» **Component data from apps and pages**:
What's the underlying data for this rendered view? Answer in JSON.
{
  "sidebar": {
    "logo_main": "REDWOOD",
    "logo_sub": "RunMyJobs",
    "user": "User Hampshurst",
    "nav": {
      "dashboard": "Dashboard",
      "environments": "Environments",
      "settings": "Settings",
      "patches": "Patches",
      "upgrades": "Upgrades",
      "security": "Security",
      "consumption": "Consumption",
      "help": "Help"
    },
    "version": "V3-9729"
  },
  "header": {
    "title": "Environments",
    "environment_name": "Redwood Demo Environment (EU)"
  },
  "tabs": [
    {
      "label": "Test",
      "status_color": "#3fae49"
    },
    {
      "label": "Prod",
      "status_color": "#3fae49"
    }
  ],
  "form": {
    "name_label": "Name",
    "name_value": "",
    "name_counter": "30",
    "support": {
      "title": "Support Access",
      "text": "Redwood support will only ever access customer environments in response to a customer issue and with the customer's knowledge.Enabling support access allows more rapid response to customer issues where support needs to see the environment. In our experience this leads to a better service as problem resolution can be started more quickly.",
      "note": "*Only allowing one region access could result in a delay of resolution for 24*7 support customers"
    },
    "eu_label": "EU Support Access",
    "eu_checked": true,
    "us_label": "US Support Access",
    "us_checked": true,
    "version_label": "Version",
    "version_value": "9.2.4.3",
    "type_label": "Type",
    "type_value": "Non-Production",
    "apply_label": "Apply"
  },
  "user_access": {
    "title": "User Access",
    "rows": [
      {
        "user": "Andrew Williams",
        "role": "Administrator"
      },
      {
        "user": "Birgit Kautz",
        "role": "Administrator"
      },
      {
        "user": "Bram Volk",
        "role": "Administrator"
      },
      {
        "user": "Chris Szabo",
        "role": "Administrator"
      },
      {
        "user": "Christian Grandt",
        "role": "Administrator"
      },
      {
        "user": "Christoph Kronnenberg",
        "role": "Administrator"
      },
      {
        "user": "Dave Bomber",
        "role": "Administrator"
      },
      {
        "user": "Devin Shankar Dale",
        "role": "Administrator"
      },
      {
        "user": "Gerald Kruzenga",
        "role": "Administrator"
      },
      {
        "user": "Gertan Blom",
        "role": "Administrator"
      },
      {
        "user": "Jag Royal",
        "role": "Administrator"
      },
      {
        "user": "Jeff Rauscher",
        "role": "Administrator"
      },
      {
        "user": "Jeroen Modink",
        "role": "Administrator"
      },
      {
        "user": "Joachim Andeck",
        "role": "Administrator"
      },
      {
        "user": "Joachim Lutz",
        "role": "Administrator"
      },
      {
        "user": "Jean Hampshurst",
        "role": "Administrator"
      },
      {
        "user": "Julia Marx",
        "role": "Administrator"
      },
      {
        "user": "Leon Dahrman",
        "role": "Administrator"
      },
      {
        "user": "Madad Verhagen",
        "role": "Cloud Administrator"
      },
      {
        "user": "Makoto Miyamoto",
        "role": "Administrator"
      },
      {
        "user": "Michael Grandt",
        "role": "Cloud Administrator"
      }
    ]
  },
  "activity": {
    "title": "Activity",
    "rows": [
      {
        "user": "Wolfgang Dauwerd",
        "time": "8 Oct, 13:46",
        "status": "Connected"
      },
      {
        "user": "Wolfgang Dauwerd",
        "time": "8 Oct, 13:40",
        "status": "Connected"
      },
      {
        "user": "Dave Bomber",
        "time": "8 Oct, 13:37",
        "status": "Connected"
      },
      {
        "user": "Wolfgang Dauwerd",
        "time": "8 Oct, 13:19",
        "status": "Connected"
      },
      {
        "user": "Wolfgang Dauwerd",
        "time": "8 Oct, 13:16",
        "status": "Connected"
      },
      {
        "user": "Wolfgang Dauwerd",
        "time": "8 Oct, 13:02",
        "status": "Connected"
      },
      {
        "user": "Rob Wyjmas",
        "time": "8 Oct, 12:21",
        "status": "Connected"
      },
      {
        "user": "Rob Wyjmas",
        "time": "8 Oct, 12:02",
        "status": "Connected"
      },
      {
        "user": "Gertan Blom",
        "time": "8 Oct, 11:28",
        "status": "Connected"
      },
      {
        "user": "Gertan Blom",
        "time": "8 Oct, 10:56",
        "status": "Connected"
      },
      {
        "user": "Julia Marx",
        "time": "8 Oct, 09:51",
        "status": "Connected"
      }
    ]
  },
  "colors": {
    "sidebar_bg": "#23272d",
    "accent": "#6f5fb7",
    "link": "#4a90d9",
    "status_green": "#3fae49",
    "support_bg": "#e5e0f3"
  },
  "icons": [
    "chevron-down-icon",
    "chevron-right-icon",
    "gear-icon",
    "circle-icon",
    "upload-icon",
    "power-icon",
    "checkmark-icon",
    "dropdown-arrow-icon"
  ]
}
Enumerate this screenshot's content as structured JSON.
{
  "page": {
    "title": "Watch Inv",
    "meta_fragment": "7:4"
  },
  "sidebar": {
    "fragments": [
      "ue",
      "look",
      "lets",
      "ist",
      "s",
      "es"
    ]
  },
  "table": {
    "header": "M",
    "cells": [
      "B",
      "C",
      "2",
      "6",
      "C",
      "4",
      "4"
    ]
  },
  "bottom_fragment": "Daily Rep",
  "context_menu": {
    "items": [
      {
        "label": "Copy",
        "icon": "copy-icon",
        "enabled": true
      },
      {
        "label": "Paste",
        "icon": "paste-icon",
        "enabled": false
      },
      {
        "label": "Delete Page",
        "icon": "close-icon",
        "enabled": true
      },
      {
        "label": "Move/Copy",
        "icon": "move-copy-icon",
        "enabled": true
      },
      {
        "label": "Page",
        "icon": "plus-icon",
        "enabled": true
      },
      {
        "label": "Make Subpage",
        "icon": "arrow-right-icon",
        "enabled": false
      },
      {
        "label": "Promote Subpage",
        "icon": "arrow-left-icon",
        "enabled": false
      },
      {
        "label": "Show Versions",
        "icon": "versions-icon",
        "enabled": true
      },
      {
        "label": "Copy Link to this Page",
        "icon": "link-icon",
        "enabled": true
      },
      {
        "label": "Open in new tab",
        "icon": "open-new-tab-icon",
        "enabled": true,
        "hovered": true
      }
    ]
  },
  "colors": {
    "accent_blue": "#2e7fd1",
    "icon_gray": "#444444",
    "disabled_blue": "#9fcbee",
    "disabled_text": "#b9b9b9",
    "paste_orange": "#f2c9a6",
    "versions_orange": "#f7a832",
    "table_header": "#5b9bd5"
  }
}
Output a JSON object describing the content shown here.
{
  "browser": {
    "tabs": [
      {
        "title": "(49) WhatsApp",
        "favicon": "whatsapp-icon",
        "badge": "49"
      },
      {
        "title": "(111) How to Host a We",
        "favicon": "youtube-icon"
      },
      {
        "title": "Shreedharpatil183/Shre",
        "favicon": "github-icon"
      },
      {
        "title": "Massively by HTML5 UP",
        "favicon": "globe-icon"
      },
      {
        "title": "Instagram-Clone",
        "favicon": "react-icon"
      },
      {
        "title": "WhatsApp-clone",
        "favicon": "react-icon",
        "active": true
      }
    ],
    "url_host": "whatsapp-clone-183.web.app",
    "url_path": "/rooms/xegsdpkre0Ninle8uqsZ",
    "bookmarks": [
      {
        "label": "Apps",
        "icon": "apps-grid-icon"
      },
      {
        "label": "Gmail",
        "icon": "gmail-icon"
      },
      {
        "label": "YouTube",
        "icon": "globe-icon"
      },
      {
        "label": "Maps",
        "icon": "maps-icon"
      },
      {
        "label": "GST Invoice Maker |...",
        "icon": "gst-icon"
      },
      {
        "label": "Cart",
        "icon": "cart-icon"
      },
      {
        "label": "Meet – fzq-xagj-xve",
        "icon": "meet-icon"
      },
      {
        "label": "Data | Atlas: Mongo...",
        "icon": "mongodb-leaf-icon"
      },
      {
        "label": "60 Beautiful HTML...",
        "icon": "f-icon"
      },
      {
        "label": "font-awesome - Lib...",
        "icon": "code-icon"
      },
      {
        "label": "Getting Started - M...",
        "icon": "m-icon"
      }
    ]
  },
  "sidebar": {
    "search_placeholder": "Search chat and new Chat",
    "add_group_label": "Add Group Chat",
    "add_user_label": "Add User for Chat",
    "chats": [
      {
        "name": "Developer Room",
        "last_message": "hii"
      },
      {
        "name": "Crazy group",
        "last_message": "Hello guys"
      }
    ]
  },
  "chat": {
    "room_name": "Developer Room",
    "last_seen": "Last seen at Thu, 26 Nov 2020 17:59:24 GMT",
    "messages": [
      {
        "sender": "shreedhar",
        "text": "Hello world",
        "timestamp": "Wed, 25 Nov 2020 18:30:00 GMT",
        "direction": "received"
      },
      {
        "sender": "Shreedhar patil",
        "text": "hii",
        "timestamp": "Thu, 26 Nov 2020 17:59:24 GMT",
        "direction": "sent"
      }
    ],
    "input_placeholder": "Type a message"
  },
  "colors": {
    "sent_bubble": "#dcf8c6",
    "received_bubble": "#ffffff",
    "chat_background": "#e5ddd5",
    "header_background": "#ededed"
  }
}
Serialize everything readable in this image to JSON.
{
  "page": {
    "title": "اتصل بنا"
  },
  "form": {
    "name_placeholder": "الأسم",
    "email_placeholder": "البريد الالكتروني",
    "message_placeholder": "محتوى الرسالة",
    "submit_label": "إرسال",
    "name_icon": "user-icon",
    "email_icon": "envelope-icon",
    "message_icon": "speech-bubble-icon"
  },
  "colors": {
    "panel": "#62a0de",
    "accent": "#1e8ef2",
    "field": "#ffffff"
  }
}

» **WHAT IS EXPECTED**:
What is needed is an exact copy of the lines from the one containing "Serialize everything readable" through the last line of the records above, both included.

» **EXPECTED ANSWER**:
Serialize everything readable in this image to JSON.
{
  "page": {
    "title": "اتصل بنا"
  },
  "form": {
    "name_placeholder": "الأسم",
    "email_placeholder": "البريد الالكتروني",
    "message_placeholder": "محتوى الرسالة",
    "submit_label": "إرسال",
    "name_icon": "user-icon",
    "email_icon": "envelope-icon",
    "message_icon": "speech-bubble-icon"
  },
  "colors": {
    "panel": "#62a0de",
    "accent": "#1e8ef2",
    "field": "#ffffff"
  }
}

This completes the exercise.